Dataset extract
━━━━━━━━━━━━━━━━━━━━━━━━━━━━━━
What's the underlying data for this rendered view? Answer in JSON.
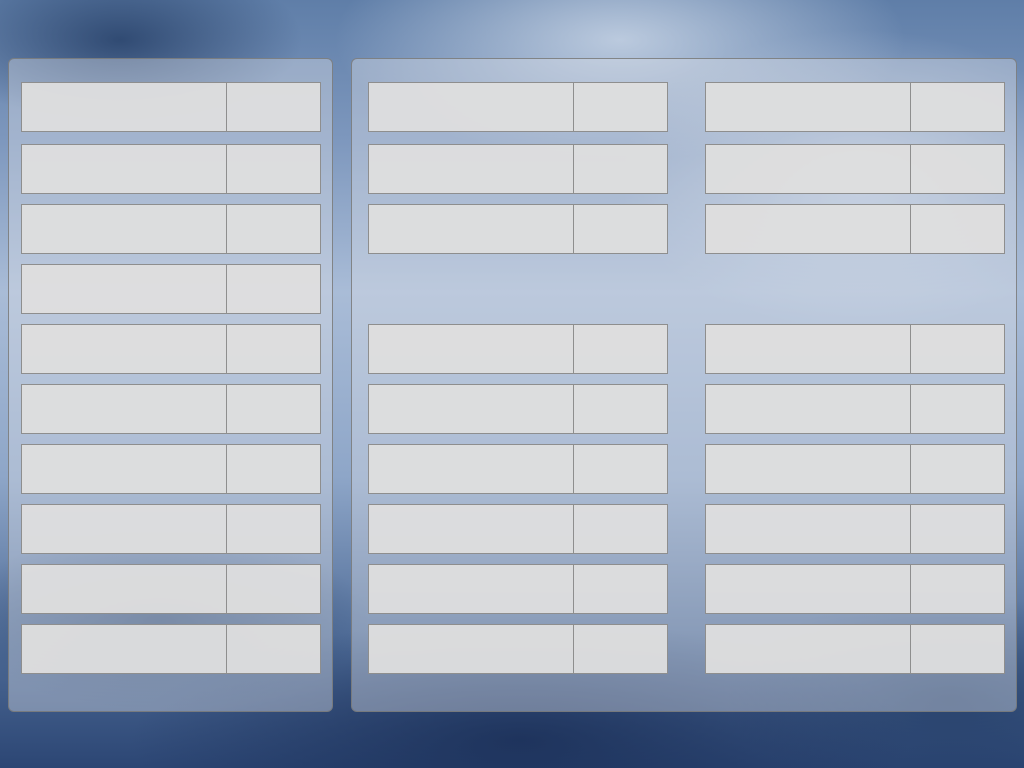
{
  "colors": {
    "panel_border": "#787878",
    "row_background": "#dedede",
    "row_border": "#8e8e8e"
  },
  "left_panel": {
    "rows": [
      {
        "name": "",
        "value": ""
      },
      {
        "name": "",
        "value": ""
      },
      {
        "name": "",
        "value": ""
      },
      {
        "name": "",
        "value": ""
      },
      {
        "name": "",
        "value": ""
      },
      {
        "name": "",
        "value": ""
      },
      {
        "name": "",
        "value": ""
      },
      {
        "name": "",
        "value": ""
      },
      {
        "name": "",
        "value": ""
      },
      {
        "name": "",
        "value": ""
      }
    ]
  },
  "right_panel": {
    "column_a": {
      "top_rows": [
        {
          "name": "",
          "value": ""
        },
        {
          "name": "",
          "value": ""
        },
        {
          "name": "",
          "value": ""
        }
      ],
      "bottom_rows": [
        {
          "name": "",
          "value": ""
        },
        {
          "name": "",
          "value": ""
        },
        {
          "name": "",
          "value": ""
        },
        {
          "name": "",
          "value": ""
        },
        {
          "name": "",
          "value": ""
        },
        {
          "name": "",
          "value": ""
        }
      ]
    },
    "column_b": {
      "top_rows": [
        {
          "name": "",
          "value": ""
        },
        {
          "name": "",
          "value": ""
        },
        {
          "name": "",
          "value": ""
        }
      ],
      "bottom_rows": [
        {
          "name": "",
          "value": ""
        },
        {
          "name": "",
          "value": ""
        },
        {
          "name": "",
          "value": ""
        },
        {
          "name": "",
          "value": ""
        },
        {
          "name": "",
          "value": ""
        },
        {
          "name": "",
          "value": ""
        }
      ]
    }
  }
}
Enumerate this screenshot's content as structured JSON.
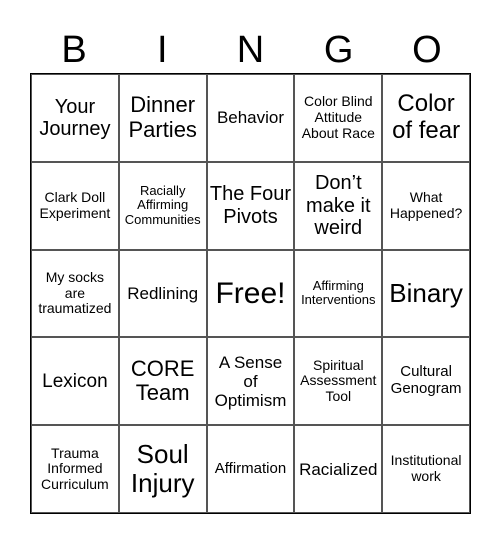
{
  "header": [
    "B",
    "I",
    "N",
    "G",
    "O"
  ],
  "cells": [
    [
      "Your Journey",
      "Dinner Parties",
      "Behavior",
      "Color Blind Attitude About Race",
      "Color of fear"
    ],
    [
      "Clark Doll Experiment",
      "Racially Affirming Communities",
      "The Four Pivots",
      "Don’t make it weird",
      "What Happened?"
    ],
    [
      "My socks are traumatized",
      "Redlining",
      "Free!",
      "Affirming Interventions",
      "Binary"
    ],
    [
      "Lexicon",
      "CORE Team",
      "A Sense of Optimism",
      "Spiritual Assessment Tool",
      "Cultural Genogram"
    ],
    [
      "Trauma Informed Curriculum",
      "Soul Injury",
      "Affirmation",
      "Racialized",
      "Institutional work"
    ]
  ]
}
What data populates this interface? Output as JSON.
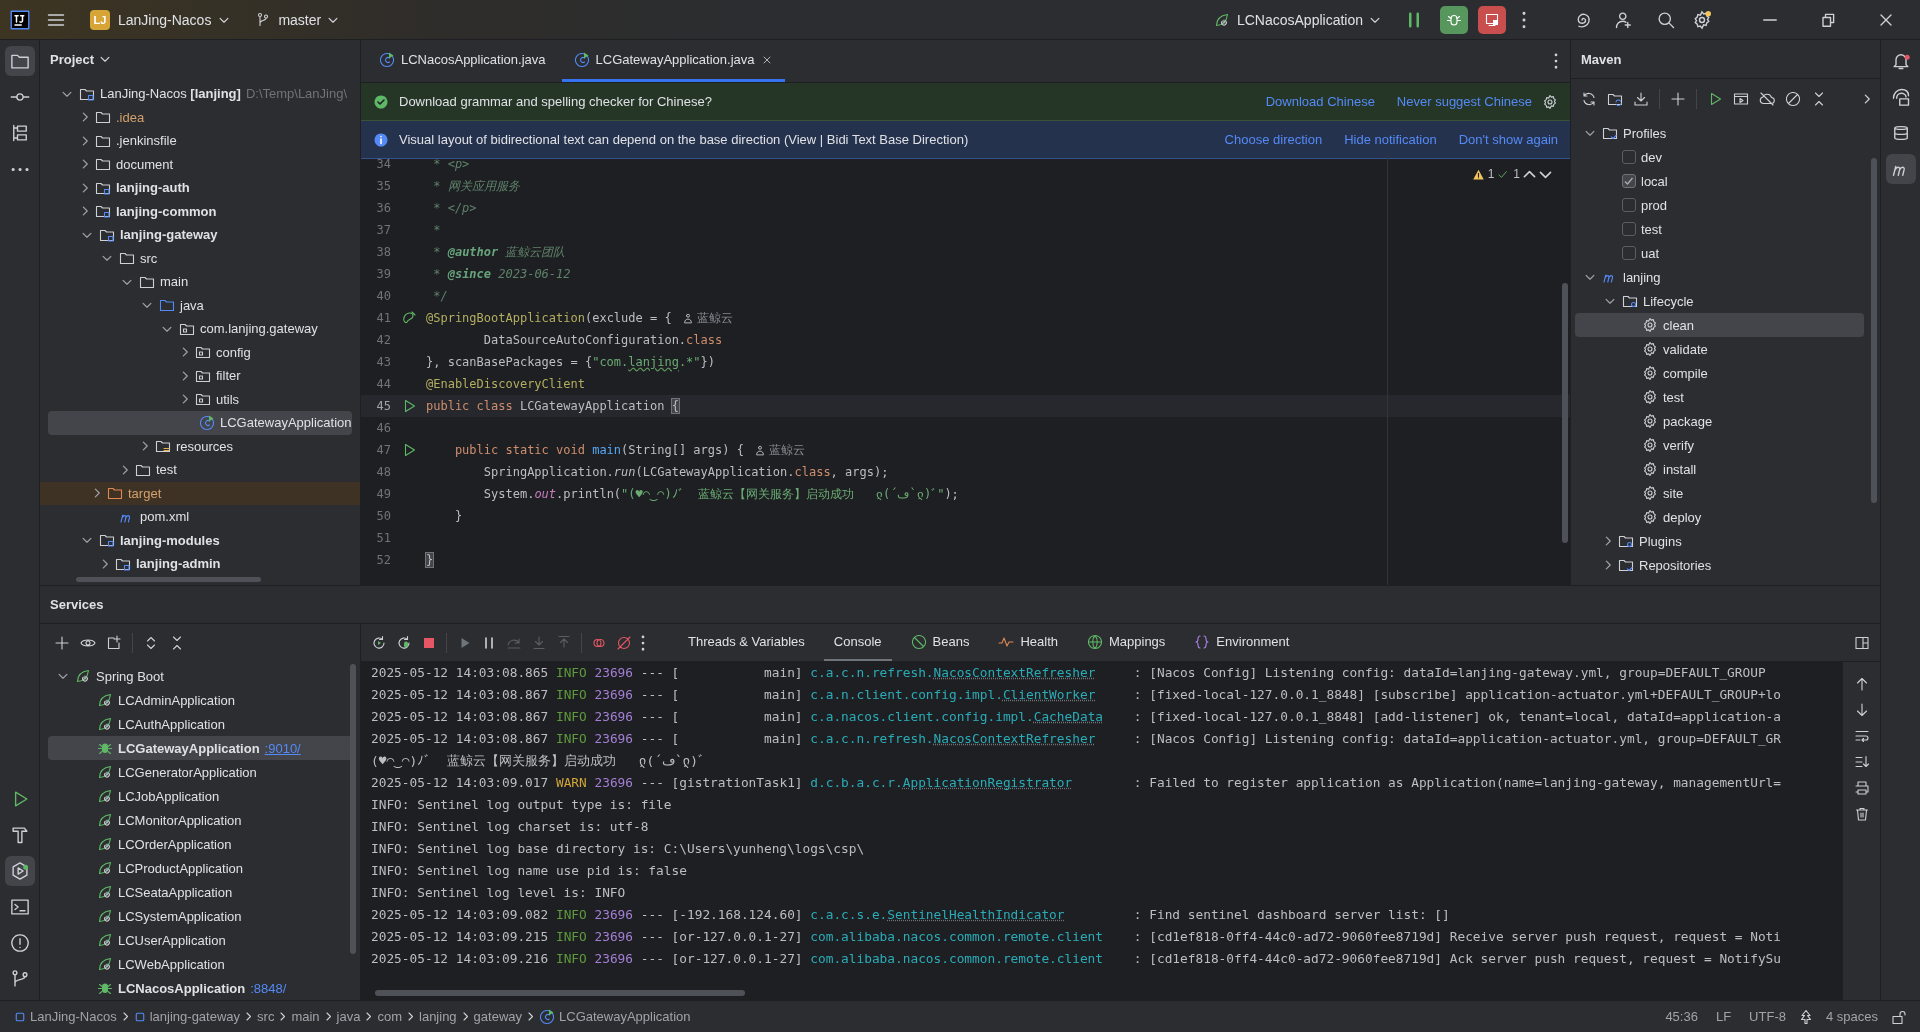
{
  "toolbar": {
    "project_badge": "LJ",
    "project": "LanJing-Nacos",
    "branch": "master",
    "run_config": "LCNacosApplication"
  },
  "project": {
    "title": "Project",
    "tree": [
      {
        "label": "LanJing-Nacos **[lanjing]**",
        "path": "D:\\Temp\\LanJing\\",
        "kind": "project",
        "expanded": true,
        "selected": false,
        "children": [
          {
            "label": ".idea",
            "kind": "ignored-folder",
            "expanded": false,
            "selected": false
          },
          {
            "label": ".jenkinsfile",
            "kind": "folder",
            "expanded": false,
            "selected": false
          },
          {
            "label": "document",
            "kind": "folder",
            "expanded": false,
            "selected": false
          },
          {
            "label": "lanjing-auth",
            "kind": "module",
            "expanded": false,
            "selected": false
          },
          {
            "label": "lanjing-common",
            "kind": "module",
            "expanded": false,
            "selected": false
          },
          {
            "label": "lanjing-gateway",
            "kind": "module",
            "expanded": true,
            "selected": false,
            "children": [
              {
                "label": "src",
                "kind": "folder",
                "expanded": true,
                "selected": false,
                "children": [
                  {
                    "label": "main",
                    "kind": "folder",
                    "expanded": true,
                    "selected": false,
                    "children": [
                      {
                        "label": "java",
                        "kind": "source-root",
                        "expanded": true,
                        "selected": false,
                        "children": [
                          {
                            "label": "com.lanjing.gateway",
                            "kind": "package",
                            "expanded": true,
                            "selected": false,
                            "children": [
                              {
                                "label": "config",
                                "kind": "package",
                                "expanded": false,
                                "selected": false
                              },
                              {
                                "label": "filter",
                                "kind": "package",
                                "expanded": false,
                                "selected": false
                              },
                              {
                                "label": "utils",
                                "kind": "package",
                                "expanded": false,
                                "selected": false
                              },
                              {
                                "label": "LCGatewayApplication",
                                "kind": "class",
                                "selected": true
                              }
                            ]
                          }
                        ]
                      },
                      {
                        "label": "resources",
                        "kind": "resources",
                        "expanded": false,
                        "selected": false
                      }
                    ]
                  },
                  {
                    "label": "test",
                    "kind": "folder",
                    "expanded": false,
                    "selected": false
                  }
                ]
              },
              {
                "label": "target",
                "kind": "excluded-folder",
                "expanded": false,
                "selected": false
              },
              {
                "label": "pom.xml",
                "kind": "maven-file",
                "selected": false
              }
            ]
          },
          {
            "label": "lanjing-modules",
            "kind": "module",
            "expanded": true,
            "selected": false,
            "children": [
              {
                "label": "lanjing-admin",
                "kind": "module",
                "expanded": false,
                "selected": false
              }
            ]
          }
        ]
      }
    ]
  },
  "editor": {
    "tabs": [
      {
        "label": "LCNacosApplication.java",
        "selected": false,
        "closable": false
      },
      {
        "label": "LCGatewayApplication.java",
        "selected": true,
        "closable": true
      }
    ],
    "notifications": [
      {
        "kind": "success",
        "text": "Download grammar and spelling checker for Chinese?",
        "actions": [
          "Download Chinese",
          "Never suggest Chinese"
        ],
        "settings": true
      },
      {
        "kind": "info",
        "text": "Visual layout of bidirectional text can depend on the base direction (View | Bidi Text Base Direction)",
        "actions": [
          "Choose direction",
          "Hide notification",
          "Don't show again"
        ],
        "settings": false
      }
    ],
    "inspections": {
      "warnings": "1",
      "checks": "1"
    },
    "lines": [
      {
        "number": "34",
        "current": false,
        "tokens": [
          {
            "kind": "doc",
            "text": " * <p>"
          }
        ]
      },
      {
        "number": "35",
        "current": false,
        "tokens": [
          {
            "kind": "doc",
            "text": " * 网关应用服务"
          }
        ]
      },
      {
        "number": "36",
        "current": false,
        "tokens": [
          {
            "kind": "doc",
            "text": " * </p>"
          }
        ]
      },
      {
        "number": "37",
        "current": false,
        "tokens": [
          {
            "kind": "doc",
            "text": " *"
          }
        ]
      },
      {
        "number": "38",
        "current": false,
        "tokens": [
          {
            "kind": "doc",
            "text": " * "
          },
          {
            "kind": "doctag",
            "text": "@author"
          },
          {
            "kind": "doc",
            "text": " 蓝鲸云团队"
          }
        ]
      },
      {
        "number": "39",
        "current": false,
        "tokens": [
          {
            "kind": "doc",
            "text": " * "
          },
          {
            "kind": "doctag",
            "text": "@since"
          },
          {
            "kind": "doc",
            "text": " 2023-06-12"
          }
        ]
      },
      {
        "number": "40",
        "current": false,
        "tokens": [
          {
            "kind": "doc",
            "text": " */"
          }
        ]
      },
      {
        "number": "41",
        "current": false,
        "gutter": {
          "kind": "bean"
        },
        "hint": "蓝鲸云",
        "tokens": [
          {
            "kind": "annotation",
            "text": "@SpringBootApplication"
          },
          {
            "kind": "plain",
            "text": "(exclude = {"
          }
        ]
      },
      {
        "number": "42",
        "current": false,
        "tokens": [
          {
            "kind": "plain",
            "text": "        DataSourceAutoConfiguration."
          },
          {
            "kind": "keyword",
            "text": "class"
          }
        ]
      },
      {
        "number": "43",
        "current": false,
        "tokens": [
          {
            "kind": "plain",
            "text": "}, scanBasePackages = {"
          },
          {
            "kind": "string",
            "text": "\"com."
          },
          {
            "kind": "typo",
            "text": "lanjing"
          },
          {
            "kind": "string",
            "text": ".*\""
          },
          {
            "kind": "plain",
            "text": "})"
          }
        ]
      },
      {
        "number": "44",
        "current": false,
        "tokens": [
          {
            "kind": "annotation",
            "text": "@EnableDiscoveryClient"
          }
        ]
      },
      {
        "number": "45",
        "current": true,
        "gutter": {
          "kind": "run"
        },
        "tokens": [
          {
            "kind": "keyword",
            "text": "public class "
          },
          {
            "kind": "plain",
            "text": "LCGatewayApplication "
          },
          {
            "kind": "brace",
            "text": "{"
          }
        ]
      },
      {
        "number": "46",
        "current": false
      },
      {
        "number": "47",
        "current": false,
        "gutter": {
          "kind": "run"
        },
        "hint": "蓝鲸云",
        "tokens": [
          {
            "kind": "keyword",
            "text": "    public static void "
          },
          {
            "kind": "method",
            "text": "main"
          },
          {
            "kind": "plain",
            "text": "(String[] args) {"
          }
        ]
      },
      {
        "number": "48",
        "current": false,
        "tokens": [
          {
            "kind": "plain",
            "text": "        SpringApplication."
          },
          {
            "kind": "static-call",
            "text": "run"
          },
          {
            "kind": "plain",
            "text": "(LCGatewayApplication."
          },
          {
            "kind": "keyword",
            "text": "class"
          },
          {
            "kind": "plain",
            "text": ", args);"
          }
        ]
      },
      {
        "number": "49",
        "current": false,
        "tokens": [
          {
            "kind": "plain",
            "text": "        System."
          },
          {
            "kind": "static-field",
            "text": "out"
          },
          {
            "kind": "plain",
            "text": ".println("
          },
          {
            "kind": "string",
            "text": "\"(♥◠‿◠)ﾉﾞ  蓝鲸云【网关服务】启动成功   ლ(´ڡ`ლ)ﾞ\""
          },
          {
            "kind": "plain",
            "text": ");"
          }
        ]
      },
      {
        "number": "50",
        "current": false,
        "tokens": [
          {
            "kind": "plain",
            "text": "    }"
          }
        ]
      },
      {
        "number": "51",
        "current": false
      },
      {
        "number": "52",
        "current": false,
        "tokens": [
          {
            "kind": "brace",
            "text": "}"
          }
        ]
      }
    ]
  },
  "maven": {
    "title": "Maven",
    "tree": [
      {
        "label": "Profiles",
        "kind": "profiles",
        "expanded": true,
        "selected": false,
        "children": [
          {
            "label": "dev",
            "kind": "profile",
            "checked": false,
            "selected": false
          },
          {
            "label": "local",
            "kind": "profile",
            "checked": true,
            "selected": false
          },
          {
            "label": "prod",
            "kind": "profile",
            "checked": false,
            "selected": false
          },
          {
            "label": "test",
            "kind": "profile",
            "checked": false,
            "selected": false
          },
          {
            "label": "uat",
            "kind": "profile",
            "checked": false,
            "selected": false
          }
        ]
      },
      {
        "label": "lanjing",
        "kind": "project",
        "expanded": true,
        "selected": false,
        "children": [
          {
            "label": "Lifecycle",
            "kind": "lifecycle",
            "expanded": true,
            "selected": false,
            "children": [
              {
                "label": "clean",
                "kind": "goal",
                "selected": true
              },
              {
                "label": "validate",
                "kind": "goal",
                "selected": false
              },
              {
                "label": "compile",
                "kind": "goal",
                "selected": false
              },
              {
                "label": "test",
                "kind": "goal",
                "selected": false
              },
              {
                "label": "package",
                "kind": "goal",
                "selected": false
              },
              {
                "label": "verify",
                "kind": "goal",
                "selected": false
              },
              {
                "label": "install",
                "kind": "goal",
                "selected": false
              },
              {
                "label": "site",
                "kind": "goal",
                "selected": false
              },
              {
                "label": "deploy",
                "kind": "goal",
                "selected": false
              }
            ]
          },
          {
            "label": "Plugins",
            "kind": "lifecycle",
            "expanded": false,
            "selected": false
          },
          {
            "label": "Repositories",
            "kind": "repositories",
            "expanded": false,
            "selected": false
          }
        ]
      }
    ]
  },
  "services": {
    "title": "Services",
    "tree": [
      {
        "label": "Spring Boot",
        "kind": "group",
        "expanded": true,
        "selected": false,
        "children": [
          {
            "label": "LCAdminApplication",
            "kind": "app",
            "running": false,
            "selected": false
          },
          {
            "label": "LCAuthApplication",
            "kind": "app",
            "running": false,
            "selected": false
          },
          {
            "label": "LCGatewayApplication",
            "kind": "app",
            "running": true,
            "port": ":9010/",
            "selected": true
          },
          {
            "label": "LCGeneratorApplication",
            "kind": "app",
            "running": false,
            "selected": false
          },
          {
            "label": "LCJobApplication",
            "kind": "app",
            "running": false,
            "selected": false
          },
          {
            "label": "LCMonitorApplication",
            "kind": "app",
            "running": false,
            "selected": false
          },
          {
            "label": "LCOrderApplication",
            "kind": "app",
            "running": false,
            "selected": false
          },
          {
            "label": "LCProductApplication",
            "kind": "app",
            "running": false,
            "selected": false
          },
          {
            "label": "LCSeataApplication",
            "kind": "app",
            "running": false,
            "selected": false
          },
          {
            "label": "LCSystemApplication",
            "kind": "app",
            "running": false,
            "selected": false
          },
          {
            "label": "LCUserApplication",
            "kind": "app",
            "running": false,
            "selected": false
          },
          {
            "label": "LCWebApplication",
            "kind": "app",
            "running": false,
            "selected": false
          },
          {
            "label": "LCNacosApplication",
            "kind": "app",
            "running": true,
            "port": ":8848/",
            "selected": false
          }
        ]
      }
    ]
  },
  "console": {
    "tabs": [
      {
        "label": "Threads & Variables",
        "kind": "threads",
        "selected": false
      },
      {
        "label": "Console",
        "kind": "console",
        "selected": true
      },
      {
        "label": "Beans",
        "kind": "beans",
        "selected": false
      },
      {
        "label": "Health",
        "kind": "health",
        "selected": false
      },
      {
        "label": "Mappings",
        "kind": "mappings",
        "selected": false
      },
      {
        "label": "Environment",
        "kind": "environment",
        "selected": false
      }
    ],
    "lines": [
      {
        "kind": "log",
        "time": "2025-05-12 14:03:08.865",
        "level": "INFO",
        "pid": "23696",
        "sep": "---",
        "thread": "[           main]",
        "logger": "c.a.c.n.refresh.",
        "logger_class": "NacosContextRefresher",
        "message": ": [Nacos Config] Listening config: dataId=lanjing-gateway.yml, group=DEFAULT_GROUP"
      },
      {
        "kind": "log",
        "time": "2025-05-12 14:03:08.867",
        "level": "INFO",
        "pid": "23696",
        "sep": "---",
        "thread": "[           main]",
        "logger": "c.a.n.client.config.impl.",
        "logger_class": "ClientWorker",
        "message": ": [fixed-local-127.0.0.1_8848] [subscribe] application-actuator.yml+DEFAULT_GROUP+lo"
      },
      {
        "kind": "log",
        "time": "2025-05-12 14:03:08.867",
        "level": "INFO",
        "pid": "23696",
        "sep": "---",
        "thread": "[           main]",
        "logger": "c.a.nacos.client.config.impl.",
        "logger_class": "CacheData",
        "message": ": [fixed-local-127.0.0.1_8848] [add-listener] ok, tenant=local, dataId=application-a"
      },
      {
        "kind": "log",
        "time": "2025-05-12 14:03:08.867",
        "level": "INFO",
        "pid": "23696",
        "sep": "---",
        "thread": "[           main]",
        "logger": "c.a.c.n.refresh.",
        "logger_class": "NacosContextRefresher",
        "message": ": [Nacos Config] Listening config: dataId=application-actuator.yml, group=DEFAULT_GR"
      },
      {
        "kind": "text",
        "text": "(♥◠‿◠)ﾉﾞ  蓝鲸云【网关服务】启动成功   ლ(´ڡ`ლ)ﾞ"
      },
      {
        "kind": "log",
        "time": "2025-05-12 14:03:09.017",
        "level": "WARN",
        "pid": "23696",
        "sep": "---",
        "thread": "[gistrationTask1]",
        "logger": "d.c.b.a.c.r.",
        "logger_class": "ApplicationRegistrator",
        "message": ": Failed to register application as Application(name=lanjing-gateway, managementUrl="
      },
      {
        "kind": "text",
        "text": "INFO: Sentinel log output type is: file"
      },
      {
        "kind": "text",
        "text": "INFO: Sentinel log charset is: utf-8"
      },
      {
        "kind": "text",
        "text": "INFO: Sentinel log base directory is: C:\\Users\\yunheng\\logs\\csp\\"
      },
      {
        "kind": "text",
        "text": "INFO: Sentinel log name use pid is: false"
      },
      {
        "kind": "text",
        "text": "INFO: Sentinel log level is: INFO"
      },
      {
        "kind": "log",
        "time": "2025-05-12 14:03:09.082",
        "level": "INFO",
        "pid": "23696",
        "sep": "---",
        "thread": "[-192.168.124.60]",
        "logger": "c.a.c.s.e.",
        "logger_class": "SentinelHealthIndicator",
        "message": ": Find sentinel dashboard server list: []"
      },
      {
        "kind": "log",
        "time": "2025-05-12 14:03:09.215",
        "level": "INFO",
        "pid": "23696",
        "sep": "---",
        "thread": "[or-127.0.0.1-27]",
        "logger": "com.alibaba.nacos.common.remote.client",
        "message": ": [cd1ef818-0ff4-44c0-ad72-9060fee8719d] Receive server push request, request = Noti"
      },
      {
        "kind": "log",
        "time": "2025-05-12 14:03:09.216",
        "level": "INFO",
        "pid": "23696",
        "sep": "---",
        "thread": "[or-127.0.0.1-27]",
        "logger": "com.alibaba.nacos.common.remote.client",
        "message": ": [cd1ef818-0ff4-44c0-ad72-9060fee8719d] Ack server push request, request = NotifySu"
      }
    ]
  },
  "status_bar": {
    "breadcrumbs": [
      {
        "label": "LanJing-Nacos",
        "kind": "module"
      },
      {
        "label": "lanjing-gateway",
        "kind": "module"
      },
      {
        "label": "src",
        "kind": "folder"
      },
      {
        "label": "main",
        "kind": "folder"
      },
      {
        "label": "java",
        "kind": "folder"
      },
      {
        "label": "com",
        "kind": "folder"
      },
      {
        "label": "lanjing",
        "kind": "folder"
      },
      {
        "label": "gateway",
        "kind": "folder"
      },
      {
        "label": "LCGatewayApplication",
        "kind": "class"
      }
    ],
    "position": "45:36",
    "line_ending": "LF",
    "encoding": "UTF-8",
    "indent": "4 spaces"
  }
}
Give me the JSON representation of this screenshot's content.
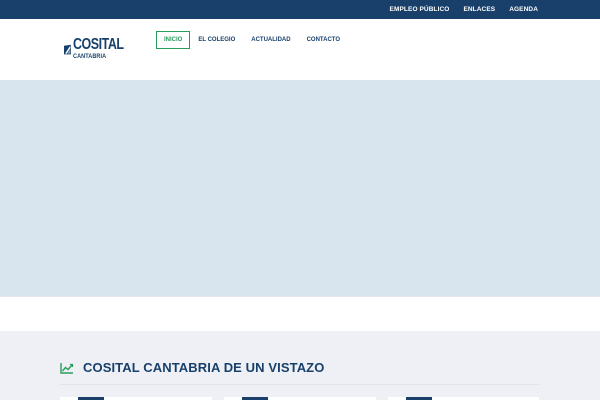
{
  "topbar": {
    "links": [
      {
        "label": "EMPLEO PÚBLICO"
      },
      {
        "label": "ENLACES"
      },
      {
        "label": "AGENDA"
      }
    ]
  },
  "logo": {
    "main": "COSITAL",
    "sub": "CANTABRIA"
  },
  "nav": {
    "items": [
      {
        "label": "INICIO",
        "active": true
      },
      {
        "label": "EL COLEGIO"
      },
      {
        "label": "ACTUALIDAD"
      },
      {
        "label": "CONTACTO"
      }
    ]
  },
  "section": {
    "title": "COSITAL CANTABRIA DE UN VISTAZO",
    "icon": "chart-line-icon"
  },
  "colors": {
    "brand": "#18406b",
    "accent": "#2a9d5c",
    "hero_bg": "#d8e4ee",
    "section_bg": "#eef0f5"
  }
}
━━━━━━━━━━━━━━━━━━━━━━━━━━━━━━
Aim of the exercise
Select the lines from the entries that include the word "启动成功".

Completed task
            "text": "\"(♥◠‿◠)ﾉﾞ  蓝鲸云【网关服务】启动成功   ლ(´ڡ`ლ)ﾞ\""
        "text": "(♥◠‿◠)ﾉﾞ  蓝鲸云【网关服务】启动成功   ლ(´ڡ`ლ)ﾞ"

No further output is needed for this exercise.